About this task: Report all lines of the records that contain "America".

[Excerpts from an interface dataset]

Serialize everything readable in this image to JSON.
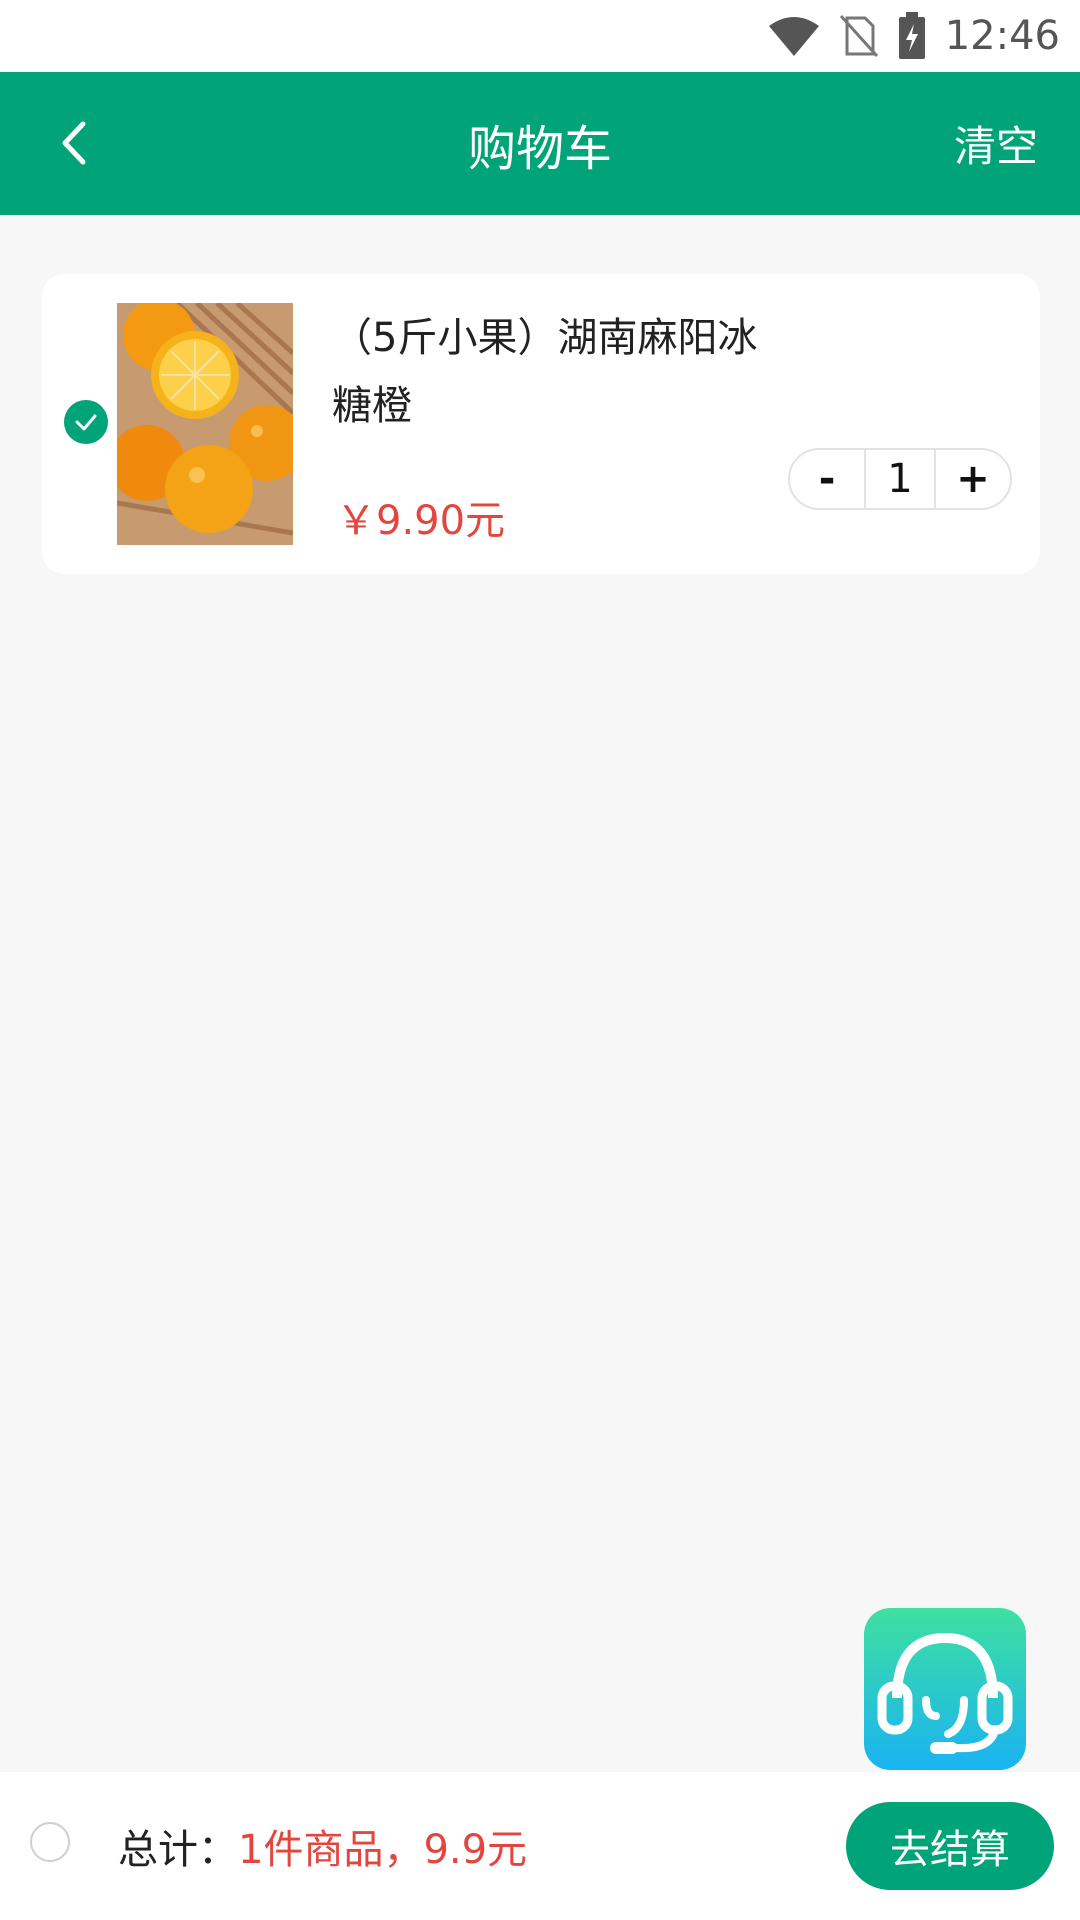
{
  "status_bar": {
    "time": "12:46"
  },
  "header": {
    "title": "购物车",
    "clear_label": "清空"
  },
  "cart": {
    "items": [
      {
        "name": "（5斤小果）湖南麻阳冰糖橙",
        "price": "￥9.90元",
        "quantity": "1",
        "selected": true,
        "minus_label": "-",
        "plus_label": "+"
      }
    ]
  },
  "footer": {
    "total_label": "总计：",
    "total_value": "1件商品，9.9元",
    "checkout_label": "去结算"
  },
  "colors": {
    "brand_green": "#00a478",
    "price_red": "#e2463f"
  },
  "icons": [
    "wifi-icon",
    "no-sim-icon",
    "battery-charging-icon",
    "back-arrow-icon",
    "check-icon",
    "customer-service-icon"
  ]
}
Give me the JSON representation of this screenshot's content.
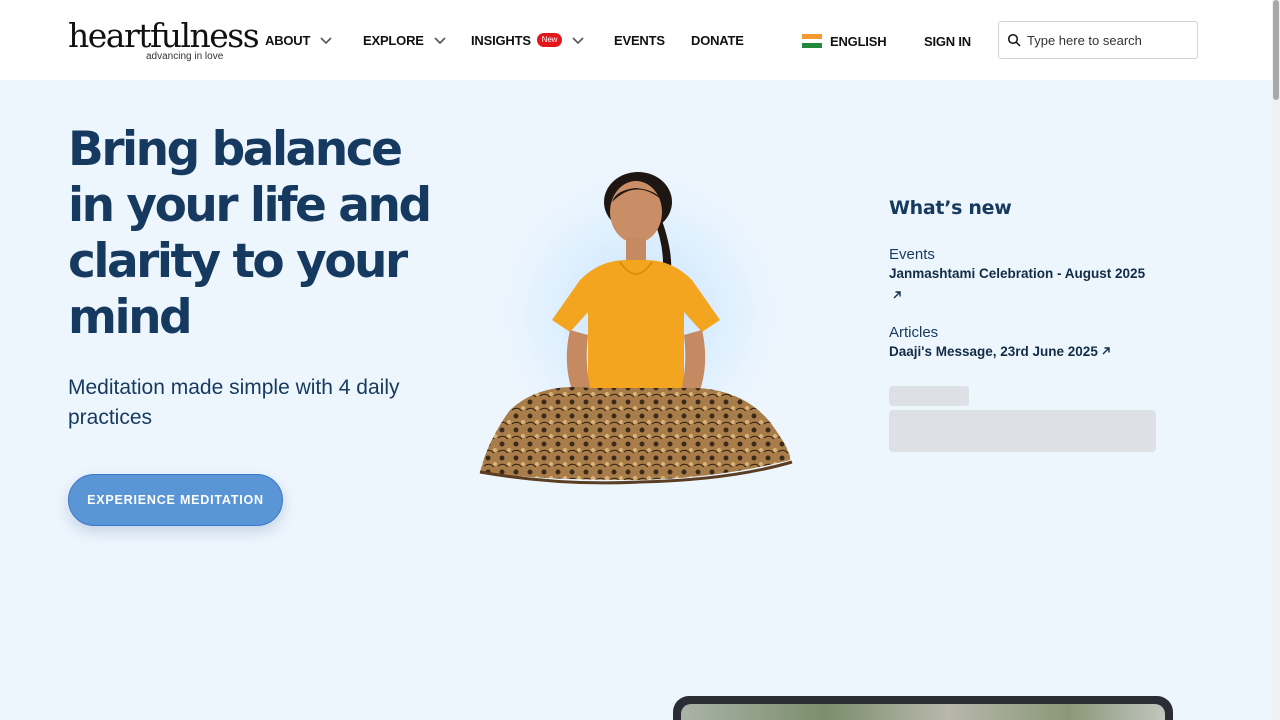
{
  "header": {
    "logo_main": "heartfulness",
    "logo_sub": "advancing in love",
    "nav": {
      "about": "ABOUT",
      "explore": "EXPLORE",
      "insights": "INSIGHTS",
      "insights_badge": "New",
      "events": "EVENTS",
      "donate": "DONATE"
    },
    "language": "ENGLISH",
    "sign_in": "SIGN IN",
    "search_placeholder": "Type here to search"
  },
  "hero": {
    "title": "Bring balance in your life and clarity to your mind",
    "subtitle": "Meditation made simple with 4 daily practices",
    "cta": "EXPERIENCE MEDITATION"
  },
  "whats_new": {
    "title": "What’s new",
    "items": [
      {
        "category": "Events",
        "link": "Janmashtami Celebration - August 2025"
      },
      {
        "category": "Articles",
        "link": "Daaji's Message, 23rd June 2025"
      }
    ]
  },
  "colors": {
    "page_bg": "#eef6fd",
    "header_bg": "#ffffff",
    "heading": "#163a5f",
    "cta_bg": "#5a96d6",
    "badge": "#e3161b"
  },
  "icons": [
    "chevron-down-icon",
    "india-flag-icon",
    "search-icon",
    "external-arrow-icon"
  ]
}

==

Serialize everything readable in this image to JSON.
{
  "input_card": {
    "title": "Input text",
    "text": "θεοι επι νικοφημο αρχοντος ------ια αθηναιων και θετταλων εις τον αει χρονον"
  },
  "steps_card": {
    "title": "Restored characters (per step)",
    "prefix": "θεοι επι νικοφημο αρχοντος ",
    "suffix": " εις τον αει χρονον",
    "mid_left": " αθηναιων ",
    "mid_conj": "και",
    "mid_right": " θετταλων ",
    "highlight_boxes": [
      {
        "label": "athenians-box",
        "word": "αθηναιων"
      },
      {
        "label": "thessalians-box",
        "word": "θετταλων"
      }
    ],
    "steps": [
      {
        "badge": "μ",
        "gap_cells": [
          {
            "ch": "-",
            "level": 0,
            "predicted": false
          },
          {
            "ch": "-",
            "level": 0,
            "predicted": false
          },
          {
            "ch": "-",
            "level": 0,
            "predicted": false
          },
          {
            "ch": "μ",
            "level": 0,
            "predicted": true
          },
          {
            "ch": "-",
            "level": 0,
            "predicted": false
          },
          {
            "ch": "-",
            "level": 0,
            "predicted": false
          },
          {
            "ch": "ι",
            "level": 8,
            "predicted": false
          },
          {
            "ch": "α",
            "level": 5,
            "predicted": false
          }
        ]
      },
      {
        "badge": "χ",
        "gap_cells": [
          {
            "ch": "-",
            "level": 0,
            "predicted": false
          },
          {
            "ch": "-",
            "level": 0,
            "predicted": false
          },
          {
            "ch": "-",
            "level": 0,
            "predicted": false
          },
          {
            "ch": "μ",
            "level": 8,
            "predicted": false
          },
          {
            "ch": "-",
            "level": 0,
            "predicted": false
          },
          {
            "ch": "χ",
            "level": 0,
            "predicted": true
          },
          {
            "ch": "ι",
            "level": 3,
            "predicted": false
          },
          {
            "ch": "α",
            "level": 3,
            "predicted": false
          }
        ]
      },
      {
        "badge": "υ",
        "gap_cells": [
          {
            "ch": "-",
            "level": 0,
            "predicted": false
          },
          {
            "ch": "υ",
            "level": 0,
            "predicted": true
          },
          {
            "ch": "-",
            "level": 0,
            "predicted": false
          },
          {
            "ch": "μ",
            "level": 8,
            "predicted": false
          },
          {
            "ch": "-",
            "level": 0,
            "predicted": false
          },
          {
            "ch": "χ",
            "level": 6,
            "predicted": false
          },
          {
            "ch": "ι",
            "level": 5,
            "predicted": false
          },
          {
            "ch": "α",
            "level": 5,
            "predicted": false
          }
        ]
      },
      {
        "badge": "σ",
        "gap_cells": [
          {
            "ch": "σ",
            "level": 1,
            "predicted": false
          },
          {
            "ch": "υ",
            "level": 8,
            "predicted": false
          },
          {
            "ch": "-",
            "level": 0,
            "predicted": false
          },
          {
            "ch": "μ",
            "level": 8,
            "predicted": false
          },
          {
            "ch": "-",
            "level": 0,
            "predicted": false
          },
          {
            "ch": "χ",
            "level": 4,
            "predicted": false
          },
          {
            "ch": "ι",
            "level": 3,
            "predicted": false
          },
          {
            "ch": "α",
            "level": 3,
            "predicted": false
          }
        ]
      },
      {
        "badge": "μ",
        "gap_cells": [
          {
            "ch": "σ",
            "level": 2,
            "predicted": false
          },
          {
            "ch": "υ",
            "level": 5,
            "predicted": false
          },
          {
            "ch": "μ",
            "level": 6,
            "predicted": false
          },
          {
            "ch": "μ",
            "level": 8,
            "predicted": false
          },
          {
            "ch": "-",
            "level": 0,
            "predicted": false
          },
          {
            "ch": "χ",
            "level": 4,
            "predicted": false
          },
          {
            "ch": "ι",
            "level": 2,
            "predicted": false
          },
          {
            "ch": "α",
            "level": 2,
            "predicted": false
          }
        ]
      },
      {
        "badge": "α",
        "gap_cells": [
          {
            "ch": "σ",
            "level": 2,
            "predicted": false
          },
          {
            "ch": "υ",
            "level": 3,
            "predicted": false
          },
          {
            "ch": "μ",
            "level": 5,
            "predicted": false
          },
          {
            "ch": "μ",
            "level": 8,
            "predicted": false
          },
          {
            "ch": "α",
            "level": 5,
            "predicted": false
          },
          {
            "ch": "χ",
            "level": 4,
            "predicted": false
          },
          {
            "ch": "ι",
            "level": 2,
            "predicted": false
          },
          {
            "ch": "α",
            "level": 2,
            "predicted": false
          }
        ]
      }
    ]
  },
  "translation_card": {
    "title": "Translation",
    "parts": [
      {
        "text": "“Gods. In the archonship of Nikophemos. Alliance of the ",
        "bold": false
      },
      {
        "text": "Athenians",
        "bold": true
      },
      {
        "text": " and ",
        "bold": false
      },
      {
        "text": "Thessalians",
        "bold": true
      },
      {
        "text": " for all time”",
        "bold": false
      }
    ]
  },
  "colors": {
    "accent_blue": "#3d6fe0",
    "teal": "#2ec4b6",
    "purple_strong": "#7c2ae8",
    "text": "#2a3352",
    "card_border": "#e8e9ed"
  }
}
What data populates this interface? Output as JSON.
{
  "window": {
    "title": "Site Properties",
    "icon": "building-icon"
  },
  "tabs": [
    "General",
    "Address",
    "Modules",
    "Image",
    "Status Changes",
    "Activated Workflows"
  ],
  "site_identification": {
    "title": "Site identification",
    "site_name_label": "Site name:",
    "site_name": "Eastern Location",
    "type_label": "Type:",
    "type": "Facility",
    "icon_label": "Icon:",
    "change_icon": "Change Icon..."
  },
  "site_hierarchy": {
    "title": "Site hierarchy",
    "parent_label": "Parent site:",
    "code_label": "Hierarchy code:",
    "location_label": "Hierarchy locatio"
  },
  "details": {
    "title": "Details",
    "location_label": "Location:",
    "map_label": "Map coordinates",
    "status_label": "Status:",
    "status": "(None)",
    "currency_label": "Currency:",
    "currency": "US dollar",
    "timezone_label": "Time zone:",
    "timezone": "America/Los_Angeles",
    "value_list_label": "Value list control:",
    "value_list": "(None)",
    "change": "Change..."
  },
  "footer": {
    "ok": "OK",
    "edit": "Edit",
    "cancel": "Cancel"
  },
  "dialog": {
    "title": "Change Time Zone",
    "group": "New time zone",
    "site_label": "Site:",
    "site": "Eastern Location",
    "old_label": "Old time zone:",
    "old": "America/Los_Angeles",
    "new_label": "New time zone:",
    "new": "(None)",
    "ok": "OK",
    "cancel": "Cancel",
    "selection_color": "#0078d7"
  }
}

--

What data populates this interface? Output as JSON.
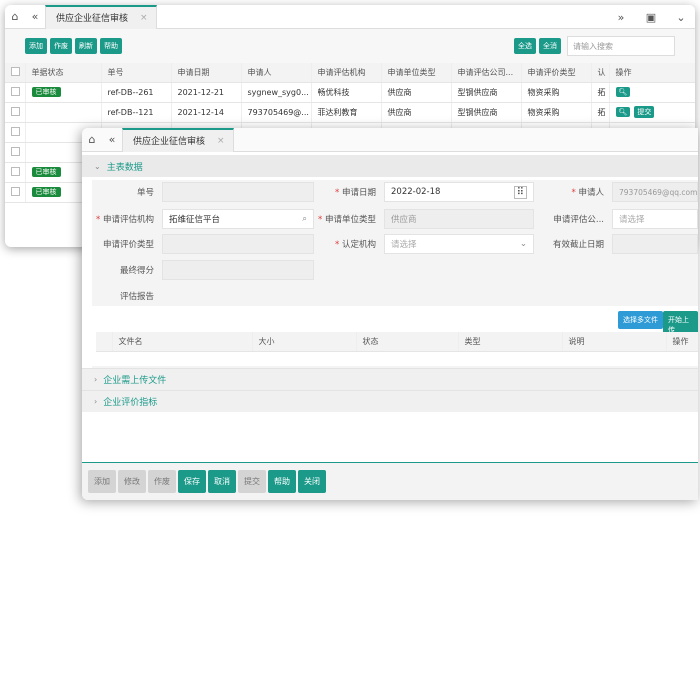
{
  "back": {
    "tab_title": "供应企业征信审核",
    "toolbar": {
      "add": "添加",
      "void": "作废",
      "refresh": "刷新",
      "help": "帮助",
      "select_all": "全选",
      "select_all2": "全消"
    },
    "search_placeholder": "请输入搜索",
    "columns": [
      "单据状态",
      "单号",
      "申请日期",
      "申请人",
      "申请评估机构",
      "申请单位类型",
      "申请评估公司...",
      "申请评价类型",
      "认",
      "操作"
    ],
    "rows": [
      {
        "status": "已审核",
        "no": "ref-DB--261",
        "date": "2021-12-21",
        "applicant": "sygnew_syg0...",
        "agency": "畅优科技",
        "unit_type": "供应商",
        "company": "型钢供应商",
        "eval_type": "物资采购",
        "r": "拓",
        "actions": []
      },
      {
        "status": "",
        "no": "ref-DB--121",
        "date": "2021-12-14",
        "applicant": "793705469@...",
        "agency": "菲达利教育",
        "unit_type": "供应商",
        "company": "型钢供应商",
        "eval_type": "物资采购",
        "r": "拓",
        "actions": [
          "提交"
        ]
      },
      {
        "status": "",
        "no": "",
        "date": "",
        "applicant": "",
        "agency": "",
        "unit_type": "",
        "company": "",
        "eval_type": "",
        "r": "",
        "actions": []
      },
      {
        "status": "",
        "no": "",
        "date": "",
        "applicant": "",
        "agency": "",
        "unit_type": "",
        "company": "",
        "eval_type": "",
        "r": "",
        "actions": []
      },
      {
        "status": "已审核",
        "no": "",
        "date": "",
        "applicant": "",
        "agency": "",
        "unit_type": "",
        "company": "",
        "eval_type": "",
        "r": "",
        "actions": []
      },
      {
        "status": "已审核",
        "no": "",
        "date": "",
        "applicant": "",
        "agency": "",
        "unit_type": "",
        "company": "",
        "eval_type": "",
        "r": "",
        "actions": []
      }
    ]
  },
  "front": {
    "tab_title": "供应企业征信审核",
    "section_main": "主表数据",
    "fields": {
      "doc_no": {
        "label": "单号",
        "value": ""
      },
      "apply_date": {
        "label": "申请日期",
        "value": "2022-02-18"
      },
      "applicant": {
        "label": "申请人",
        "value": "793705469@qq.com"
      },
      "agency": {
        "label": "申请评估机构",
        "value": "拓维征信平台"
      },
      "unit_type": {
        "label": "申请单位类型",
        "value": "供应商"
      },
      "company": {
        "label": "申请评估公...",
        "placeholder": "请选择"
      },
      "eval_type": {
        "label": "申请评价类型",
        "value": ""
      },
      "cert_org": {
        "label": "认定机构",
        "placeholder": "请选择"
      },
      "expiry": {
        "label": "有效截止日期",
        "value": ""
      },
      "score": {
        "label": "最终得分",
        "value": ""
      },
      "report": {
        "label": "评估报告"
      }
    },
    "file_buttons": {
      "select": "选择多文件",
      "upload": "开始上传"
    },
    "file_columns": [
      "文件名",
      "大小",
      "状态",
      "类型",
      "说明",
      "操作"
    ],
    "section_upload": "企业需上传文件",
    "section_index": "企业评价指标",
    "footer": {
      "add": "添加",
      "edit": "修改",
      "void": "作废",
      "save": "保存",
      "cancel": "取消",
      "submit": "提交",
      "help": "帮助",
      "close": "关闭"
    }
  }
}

Result:
    "timezone": "America/Los_Angeles",
    "old": "America/Los_Angeles",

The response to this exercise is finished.